(Left) Belinda Falconar, of Waikanae, used her experience with postnatal depression to develop a business around women’s emotional health.
Having suffered from PND more than 30 years ago, Belinda has since been on a mission to spread the word about the role women’s emotional lives play in their physical wellbeing.
As a first-time mother at 24, Belinda welcomed her daughter in 1984, who suffered severely from colic.
“She cried every night until she exhausted herself to sleep,” said Belinda, who claimed there was little support for first-time mothers in the 1980s.
“I was so stressed I couldn’t sleep, and got into a vicious cycle and couldn’t function during the day.
“I wondered what was wrong with me and my baby, and thought I obviously wasn’t mothering right.”
Her postnatal depression got so bad that she imagined “throwing my darling baby out the window, which scared the hell out of me”.
“Then I got some support from the Plunket respite centre.”
According to Plunket New Zealand, PND is more severe than “the blues” that can come from the highs and lows of childbirth.

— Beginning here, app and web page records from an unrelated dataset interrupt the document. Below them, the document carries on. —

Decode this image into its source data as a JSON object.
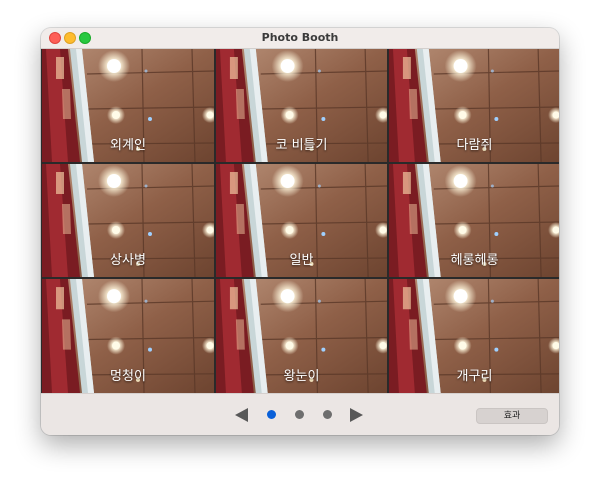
{
  "window": {
    "title": "Photo Booth"
  },
  "effects": [
    {
      "label": "외계인"
    },
    {
      "label": "코 비틀기"
    },
    {
      "label": "다람쥐"
    },
    {
      "label": "상사병"
    },
    {
      "label": "일반"
    },
    {
      "label": "헤롱헤롱"
    },
    {
      "label": "멍청이"
    },
    {
      "label": "왕눈이"
    },
    {
      "label": "개구리"
    }
  ],
  "toolbar": {
    "prev_icon": "left-arrow-icon",
    "next_icon": "right-arrow-icon",
    "page_count": 3,
    "active_page": 1,
    "effect_button_label": "효과"
  },
  "colors": {
    "accent": "#0a60d8",
    "close": "#fe5f57",
    "minimize": "#febc2e",
    "maximize": "#28c840"
  }
}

Associated symptoms include feelings of hopelessness and depression during pregnancy, beliefs of not being able to cope, feeling angry or irritated without knowing why, and feeling overly anxious, tearful, alone, guilty and unsupported.
In an effort to raise awareness about PND and raise funds for Perinatal Anxiety and Depression Aotearoa (PADA), Belinda, founder of Aroha Acupuncture, completed a 10km Pound the Pathway race last month.

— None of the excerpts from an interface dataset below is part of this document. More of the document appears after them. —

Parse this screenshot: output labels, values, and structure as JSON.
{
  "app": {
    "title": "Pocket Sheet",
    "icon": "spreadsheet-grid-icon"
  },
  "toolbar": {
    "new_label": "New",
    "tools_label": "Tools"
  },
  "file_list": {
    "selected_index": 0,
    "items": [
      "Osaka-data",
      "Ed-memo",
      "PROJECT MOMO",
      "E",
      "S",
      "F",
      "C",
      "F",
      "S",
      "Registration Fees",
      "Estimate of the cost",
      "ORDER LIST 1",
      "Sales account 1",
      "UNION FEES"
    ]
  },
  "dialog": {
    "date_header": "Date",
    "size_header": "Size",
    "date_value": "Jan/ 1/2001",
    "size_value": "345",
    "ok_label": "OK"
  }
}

As well as advocating the importance of staying physically active, the event drew light to perinatal distress.
PADA, a national charity, exists to improve outcomes for families affected by perinatal mental illnesses.

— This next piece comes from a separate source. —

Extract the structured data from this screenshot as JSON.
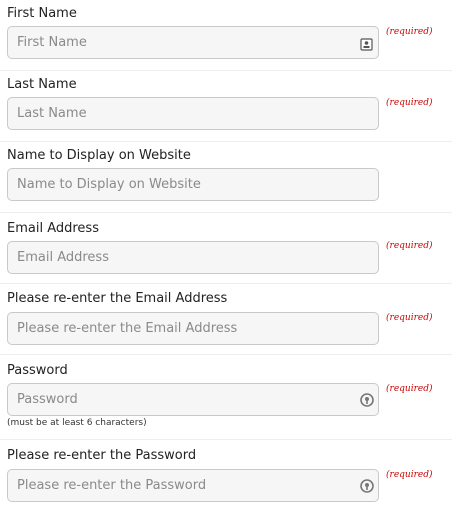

It provides crucial support for the 25 per cent of mothers who suffer from anxiety or depression during or after pregnancy, as well as the 10 per cent of fathers who experience postnatal depression.
“The attitude of my mother after I gave birth was similar to her mother, which was if you made your bed, you lay in it.
“My daughter gave birth to her son Joe this year and I spent a golden month with them helping out, cooking and cuddling.
“I wanted to make sure she didn’t feel alone and unsupported like I did.
“It was an amazing healing experience for me.”
Now, in addition to her work with PADA, Belinda is dedicating her time to giving women access to lifestyle choices affecting their emotional wellbeing.
A component, she said, is helping to reduce women’s exposure to toxic elements such as those found in most sanitary products, which “the body absorbs as toxins, straight into the bloodstream”.
As a result, Belinda is a reseller of an international chemical-free pad and liners brand, Drion.
“Drion products have negative ions and far infrared energy, which can have a very positive effect on menstrual health and, therefore, overall health.”
In addition to her Drion project, Belinda qualified as an acupuncturist and holistic health practitioner, which she does fulltime from Kapiti.
“I love educating people about their health. I give women the tools and inspiration to live a more self-loving life.”
Source: NZ Herald